[SUPPLIED ENTRIES — start]

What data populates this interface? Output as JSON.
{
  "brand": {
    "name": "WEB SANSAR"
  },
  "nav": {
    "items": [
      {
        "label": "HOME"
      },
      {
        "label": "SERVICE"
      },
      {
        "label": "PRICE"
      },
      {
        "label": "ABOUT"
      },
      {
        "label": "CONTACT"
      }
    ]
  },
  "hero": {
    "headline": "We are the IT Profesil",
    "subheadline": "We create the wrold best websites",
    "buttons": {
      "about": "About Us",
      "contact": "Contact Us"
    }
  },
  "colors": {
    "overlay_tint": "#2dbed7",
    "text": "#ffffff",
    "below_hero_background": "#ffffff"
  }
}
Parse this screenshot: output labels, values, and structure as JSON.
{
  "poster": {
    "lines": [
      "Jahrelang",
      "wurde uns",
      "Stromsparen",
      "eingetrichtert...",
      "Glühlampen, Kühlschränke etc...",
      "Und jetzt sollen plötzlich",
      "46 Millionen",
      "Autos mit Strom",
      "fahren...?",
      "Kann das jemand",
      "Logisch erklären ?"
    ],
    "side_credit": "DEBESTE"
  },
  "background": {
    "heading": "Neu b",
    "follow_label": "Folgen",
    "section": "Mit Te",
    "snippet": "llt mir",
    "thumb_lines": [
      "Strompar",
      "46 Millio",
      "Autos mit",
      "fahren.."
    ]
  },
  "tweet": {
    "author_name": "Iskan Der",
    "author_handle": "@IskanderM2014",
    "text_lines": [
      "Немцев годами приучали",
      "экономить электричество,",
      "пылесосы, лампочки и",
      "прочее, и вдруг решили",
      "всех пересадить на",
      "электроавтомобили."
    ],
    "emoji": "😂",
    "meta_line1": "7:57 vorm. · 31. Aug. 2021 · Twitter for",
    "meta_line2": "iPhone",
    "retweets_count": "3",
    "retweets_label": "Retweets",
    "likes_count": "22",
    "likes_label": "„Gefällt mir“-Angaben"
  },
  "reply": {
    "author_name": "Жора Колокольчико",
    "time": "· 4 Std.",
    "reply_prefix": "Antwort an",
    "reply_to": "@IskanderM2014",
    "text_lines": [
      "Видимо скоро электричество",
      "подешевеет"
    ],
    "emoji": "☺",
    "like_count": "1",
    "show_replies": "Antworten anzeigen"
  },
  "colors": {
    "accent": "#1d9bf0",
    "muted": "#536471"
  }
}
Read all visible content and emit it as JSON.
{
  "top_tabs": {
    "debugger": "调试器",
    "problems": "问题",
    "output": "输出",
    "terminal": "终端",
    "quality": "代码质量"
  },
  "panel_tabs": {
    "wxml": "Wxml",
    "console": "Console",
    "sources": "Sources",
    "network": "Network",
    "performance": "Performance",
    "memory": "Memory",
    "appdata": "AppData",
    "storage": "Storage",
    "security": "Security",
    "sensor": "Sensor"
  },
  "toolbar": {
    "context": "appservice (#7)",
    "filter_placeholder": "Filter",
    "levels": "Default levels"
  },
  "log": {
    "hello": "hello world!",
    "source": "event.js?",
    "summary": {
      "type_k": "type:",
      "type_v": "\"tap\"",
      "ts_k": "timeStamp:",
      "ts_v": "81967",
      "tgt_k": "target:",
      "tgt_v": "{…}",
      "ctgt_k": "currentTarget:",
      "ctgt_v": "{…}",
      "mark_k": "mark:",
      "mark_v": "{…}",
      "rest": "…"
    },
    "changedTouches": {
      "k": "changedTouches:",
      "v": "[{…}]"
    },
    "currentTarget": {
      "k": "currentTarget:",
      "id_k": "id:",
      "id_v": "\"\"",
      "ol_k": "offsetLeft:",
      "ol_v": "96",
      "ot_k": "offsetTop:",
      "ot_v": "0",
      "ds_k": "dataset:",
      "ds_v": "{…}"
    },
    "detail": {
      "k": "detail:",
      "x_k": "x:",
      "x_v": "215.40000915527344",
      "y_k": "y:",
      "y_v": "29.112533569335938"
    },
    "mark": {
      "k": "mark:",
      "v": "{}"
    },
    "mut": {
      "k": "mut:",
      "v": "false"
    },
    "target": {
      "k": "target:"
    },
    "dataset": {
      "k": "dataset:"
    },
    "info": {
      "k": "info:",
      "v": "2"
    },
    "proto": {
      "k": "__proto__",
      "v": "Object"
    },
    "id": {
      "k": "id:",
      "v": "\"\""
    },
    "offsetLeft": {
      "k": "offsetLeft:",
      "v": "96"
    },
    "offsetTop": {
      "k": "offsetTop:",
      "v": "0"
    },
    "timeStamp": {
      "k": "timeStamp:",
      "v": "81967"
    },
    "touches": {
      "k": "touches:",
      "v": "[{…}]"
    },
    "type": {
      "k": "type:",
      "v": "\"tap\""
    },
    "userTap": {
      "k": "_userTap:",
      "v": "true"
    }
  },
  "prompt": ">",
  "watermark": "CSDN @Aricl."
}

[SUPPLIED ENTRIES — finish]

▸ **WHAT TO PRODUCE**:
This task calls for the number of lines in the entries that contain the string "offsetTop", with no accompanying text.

▸ **ANSWER TO THIS EXERCISE**:
3